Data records
▬▬▬▬▬▬

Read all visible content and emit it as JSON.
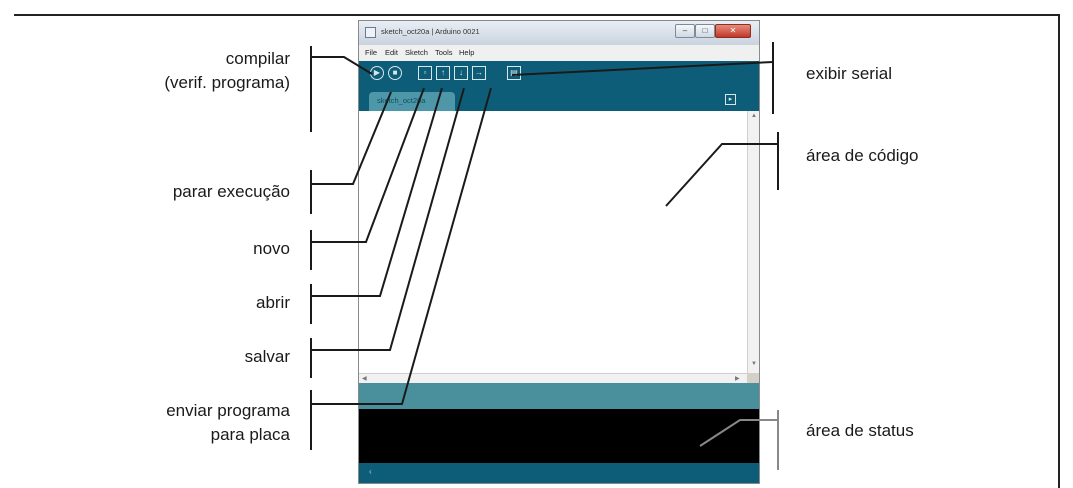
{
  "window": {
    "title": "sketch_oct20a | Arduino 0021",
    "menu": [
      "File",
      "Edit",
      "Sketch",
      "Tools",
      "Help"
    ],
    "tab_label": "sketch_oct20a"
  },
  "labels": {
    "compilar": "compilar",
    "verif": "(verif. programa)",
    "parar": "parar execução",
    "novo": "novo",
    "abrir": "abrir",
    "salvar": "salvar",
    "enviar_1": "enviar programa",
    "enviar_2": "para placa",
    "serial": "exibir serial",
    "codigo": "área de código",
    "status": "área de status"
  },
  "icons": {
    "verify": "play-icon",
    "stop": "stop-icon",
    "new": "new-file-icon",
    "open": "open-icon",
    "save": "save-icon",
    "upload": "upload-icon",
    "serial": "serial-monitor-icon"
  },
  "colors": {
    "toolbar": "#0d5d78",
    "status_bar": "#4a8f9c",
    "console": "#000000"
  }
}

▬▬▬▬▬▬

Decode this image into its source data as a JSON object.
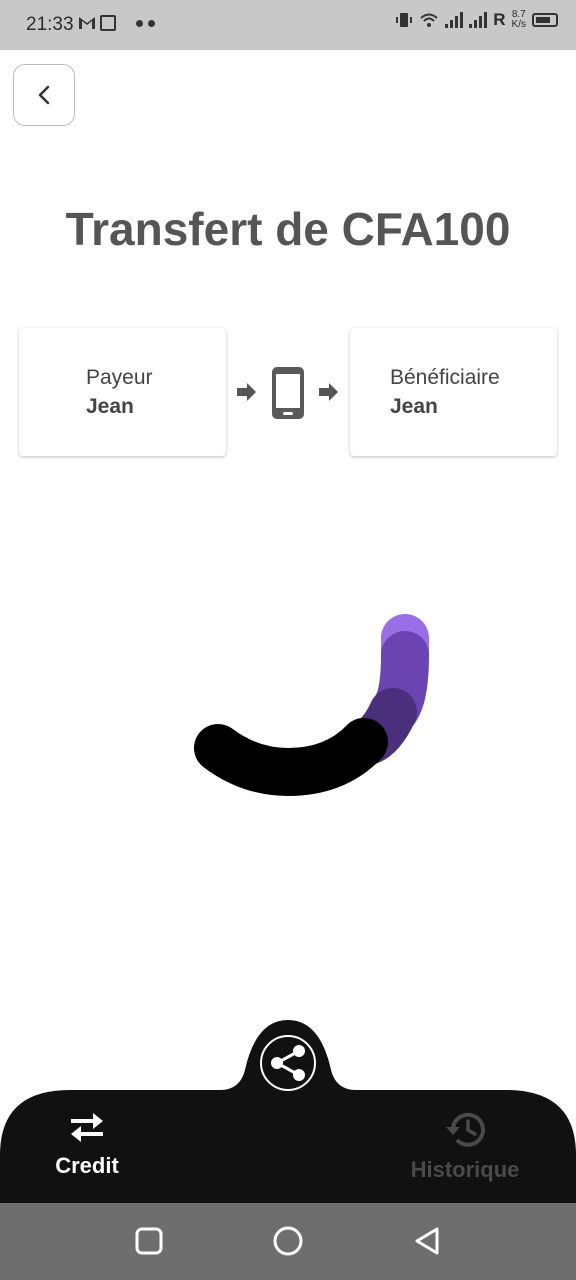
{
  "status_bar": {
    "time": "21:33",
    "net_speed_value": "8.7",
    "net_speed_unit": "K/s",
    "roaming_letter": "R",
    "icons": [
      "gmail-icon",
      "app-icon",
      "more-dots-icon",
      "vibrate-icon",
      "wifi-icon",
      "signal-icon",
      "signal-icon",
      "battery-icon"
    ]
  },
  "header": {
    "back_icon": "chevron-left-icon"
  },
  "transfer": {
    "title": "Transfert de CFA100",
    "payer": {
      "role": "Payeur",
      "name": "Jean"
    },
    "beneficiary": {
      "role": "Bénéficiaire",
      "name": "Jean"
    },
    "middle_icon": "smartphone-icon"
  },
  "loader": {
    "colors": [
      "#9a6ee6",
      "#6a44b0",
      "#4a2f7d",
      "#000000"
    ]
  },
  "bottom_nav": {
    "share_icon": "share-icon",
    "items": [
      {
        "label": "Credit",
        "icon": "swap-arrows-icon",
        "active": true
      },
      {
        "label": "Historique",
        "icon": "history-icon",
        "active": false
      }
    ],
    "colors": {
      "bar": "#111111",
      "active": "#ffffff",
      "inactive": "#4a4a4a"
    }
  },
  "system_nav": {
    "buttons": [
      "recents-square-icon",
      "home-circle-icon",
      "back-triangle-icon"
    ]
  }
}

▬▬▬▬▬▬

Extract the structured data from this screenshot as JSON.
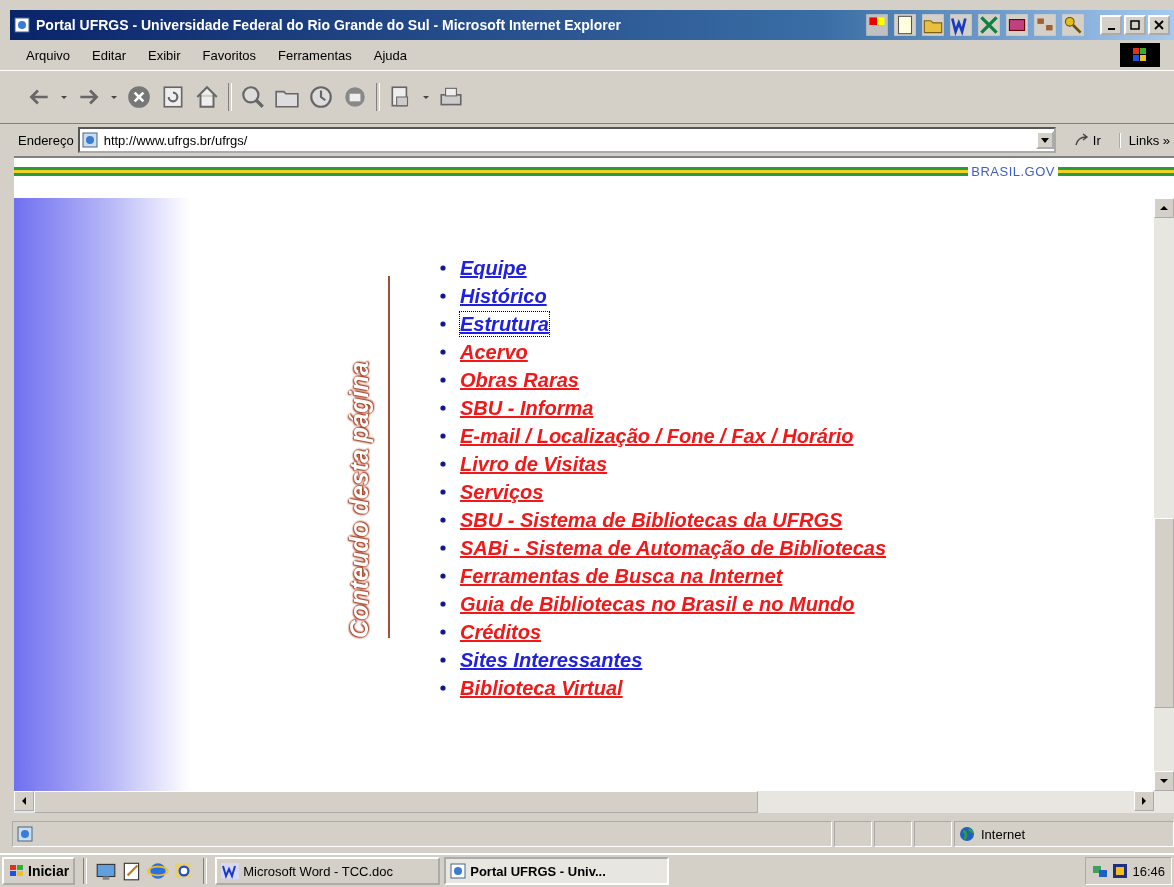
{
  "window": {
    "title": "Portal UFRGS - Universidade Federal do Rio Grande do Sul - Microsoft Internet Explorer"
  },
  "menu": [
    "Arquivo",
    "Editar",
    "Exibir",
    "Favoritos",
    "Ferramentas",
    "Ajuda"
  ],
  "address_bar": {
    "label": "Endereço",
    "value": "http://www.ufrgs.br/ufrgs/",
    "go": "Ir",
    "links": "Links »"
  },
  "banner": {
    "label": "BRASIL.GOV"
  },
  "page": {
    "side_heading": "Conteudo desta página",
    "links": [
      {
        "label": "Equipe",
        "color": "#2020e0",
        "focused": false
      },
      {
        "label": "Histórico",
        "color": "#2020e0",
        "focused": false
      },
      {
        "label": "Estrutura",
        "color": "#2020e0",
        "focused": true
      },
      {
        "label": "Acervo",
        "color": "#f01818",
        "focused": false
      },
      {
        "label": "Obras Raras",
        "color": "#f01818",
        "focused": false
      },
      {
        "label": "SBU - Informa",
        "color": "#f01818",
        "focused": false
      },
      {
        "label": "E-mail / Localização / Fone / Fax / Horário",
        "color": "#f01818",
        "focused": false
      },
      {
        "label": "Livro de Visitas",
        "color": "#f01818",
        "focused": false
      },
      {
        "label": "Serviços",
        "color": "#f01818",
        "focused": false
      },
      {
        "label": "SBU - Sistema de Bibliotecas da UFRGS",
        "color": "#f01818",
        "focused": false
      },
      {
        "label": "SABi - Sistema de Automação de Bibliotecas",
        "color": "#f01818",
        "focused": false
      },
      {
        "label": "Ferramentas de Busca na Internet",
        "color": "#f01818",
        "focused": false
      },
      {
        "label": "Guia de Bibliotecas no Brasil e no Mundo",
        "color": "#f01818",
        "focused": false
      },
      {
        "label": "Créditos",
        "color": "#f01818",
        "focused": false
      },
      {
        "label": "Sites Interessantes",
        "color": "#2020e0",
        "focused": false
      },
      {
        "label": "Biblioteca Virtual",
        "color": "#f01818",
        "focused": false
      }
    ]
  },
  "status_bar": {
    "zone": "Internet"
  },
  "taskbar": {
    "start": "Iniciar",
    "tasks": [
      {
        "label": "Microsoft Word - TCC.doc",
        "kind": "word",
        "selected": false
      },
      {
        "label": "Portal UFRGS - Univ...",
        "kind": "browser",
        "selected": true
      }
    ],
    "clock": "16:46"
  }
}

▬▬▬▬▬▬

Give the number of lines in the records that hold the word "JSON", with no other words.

§ **Answer to the exercise**: 3